Clean: Overcoming Addiction and Ending America’s Greatest Tragedy is written by the author of Beautiful Boy, in which he described his son’s struggles with alcohol and drugs. I found the memoir interesting, but this new book was puzzling. First, the intended audience and message are not clear: is it an opinion piece on how to treat addiction or a practical handbook for parents and families of addicts seeking treatment? The book seems to waver from one to the other, losing the reader’s interest. Second, the book makes repeated statements without justification, such as the weird noises heard by gas-hufffing addicts are the sounds of brain cells popping. Really, now? We don’t expect the author to be a scientist but it would be good to consult one before making baseless statements. Third, and perhaps most important, the main thesis of the book is that addiction is a disease and should be treated as such, rather than as a failure of self-control. Fair enough, but I found myself (maliciously?) looking for counter arguments on every page. If it is nothing more than a disease, then why do behavior-modification programs work, at least for some people?
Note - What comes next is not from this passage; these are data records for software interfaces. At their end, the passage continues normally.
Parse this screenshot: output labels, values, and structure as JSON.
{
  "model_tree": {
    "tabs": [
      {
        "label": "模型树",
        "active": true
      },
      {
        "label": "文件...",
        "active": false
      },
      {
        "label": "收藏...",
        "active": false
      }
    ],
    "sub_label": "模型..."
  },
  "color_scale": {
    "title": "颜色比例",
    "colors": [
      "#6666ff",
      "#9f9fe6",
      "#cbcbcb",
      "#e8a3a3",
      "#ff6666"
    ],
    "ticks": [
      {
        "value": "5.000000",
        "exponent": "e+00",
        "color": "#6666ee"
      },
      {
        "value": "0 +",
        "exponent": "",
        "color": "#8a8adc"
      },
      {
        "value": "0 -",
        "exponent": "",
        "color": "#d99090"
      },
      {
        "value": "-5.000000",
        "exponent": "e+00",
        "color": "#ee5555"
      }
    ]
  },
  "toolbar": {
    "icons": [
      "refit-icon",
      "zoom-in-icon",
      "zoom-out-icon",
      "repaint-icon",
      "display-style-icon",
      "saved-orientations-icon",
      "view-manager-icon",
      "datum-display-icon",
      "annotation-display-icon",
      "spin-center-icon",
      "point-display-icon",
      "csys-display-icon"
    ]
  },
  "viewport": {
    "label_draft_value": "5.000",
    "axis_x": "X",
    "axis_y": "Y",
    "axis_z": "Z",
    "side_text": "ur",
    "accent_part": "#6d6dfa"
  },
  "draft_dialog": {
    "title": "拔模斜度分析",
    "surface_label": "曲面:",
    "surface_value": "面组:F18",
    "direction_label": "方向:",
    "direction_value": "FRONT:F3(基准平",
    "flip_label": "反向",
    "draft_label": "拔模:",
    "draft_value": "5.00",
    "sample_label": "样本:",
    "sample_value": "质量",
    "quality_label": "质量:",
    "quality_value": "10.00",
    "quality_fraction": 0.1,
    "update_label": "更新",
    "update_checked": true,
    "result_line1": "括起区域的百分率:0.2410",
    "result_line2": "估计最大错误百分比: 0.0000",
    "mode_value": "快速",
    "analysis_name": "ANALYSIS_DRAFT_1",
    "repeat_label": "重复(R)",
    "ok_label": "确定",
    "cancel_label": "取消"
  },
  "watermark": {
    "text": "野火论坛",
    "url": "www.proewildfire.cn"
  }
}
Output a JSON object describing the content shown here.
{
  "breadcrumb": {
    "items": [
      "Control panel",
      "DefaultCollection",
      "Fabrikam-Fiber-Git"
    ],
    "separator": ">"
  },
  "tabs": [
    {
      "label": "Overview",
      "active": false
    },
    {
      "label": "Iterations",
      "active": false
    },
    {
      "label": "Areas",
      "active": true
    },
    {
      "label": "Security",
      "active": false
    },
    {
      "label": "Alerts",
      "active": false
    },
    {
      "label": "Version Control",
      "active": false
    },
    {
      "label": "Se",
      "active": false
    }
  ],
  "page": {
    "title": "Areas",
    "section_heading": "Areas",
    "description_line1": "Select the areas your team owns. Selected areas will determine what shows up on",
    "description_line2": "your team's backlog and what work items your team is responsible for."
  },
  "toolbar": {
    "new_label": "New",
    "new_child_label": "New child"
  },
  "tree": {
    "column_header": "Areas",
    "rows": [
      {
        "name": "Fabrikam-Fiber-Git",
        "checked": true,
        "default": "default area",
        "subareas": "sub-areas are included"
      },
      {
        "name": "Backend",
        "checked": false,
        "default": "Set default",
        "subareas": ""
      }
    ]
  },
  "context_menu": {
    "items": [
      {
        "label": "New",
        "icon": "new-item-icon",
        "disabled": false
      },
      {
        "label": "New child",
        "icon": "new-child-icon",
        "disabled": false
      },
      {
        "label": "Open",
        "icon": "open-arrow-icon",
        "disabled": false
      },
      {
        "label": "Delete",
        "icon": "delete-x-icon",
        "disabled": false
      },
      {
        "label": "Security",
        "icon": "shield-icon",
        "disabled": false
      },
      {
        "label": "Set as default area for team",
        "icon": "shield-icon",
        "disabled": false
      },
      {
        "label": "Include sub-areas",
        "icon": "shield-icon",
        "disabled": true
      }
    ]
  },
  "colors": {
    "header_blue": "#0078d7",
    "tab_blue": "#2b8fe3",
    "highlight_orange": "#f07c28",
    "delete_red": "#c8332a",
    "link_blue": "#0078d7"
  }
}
And for that matter why recommend long rehab cycles?
A bust, at least for me.